Source material:
┌────────
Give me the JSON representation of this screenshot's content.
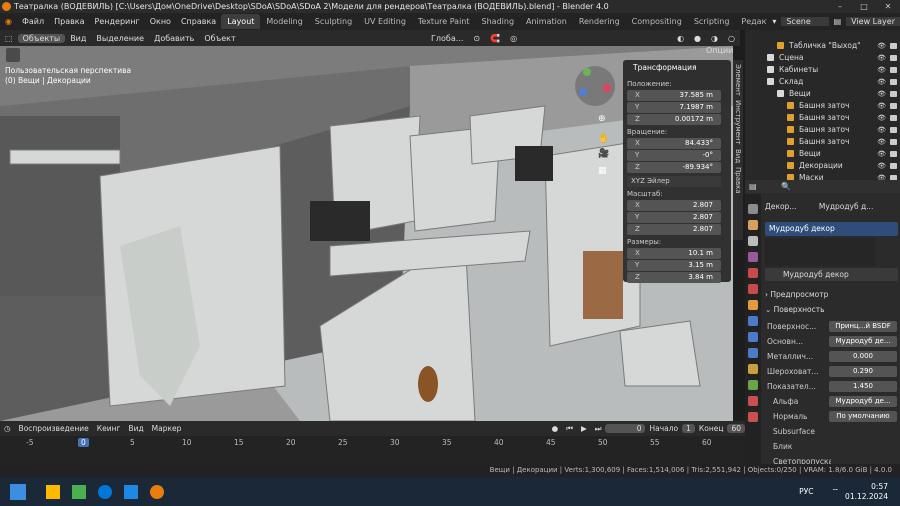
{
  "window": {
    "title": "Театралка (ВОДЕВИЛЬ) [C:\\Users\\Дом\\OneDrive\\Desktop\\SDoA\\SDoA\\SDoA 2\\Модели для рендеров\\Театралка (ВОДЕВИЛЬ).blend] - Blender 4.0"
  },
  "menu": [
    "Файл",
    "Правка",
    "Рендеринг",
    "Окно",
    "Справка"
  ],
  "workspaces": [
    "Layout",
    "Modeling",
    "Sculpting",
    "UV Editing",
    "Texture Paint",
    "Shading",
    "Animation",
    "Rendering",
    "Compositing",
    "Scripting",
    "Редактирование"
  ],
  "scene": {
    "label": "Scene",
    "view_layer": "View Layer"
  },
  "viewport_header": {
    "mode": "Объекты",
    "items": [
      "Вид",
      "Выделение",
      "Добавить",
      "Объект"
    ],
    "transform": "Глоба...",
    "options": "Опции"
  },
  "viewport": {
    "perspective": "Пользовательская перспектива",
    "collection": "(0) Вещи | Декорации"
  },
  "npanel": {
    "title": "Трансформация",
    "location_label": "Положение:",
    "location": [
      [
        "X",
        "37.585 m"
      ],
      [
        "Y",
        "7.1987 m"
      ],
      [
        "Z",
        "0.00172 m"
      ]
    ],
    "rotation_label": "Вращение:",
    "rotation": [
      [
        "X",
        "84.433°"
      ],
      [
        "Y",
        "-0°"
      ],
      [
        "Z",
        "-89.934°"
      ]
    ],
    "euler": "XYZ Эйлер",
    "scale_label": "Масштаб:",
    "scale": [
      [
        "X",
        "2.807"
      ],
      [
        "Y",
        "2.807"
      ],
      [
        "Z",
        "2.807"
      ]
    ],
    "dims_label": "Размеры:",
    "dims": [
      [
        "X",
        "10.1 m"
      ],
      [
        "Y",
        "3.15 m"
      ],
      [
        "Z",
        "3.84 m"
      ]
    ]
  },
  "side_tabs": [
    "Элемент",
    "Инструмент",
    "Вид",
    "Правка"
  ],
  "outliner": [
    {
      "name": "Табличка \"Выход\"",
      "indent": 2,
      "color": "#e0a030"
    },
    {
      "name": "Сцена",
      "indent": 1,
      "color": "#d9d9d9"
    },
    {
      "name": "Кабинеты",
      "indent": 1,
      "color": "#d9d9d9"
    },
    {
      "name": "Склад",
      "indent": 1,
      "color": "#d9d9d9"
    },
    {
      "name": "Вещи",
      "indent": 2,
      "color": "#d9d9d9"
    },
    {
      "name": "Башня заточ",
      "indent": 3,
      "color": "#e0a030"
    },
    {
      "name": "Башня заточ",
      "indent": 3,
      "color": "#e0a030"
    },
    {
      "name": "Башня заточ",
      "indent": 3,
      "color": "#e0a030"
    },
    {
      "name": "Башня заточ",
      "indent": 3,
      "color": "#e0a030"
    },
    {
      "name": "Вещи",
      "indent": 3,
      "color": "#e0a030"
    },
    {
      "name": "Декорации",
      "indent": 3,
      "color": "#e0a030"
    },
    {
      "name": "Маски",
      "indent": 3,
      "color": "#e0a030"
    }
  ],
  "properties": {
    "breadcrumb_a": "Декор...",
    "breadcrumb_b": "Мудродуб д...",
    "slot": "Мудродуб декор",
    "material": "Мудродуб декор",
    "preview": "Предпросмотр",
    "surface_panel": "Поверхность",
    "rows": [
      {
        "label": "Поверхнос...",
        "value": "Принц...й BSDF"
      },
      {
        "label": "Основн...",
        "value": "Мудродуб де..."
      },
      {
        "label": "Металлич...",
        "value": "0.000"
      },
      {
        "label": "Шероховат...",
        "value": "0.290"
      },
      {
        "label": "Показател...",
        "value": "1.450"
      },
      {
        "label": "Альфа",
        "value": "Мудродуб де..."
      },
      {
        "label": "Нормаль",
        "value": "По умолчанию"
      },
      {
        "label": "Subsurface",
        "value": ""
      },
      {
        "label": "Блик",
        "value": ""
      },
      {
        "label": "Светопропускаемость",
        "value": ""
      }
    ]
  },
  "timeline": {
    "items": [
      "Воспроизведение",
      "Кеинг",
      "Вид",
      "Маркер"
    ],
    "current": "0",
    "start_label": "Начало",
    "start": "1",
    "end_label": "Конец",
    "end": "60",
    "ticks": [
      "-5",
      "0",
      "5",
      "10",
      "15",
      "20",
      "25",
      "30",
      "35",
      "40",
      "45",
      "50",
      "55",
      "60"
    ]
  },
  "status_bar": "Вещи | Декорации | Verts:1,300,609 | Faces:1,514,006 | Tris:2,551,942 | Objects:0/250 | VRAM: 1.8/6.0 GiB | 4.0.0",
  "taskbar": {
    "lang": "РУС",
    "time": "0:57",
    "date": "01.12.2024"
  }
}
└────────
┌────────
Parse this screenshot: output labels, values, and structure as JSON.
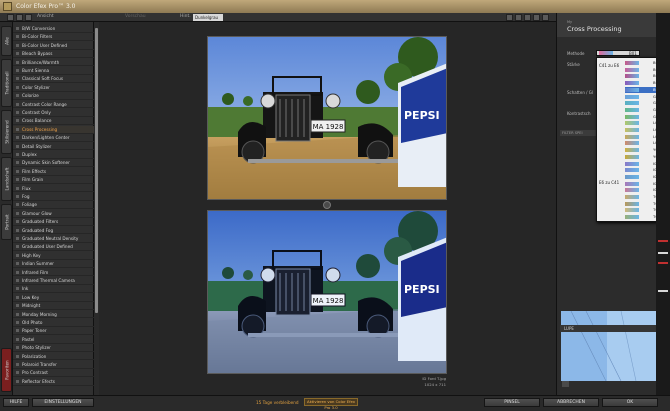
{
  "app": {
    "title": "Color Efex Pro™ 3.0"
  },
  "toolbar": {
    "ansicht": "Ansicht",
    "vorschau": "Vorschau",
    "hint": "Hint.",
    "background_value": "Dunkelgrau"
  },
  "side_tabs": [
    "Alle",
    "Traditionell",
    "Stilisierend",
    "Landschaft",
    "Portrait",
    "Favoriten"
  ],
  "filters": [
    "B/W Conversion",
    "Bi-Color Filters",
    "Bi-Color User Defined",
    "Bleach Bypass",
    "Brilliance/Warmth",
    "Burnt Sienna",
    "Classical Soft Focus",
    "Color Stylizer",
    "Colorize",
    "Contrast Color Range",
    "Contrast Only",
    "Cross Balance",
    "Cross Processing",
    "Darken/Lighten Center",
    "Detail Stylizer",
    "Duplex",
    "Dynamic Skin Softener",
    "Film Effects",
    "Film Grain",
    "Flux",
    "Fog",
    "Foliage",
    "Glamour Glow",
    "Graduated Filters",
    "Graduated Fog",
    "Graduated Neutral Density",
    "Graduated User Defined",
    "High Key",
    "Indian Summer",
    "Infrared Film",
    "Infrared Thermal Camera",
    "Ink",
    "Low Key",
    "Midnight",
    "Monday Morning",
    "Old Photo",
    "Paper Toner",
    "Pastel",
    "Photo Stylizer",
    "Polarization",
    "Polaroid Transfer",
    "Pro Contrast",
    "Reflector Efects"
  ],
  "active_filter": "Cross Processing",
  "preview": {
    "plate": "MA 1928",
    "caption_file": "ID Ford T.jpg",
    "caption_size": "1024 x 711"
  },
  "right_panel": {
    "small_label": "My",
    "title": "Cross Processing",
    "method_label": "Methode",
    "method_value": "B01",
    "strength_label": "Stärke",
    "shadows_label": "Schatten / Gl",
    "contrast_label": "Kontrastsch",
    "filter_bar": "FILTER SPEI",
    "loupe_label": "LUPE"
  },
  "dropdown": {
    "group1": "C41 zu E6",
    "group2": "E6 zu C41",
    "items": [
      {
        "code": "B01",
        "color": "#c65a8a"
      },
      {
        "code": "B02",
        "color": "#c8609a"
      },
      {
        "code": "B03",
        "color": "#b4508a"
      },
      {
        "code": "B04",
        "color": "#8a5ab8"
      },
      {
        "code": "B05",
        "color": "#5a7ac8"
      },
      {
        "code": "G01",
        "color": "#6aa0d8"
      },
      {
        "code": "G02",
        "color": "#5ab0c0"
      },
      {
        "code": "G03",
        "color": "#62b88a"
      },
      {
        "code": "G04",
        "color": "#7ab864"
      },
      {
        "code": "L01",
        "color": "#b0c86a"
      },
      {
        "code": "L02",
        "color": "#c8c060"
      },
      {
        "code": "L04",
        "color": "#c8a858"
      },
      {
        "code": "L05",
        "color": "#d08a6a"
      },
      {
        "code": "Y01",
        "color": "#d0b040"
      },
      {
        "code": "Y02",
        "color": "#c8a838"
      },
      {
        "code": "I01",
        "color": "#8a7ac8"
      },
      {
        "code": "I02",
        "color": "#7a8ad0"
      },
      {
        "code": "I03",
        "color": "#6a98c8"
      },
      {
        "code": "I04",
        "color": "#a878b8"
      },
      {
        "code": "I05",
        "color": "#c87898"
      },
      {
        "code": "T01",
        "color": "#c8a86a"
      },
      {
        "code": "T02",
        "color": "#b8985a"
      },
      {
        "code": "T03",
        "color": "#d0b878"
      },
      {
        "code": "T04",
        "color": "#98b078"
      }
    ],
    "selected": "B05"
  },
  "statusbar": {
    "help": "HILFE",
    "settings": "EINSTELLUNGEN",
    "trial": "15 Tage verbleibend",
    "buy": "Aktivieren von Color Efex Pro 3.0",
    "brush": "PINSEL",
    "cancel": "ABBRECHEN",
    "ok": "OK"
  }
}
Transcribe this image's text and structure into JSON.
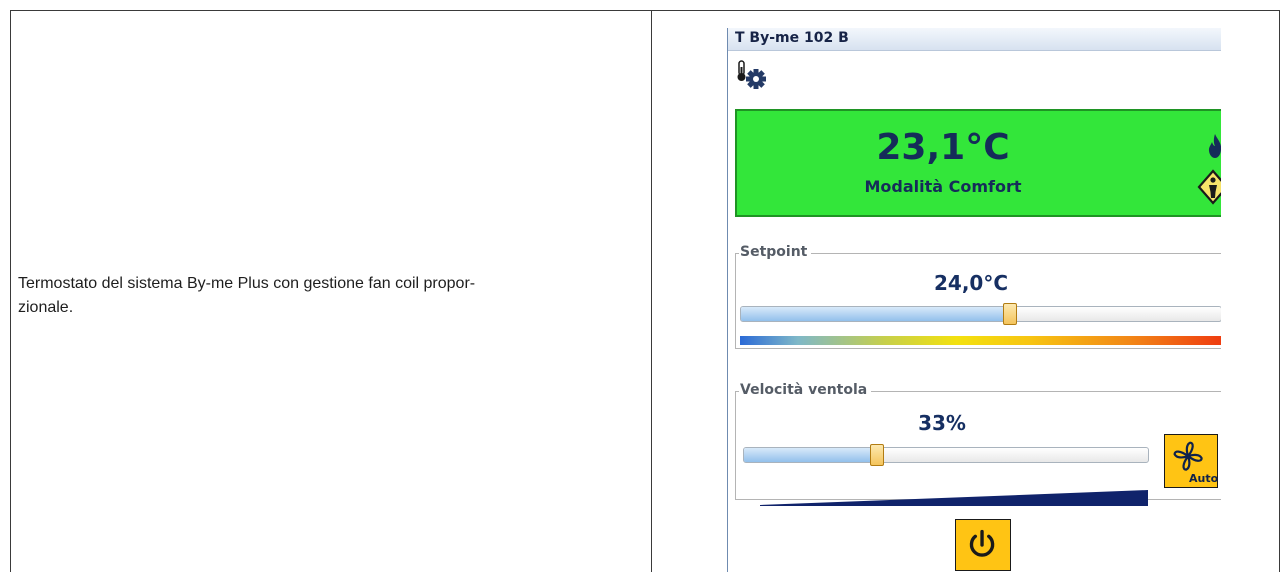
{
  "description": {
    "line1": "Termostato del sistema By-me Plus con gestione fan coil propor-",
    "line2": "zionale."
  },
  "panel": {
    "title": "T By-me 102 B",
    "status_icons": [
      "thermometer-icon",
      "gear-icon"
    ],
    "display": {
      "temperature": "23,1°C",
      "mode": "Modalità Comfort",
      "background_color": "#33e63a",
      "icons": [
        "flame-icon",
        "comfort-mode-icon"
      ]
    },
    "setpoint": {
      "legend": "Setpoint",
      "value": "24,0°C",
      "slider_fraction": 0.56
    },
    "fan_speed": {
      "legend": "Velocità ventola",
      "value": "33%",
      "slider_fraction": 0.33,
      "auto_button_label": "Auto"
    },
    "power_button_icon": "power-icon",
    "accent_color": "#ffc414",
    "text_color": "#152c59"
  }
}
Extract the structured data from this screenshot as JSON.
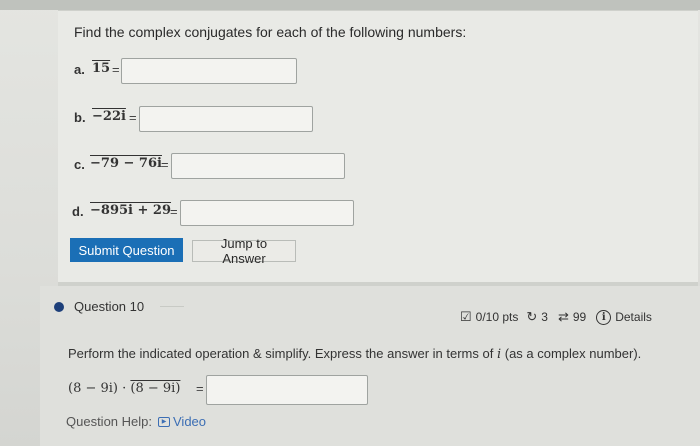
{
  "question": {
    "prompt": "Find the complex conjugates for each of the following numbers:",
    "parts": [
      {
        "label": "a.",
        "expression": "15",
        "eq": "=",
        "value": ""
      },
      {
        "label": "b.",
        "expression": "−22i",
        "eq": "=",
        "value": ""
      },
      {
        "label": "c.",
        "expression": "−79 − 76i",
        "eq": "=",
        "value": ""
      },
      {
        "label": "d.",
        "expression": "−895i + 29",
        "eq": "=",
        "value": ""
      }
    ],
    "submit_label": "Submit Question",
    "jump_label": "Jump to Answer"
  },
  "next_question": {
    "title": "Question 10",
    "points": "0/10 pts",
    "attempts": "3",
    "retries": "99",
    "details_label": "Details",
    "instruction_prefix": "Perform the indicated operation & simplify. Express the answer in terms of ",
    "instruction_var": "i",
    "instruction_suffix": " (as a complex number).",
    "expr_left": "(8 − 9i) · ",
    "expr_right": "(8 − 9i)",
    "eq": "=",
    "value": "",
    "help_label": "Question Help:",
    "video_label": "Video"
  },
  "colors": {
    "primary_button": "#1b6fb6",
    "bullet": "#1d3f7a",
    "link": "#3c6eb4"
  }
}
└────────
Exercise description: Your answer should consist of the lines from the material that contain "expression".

Output below:
        "expression": "15",
        "expression": "−22i",
        "expression": "−79 − 76i",
        "expression": "−895i + 29",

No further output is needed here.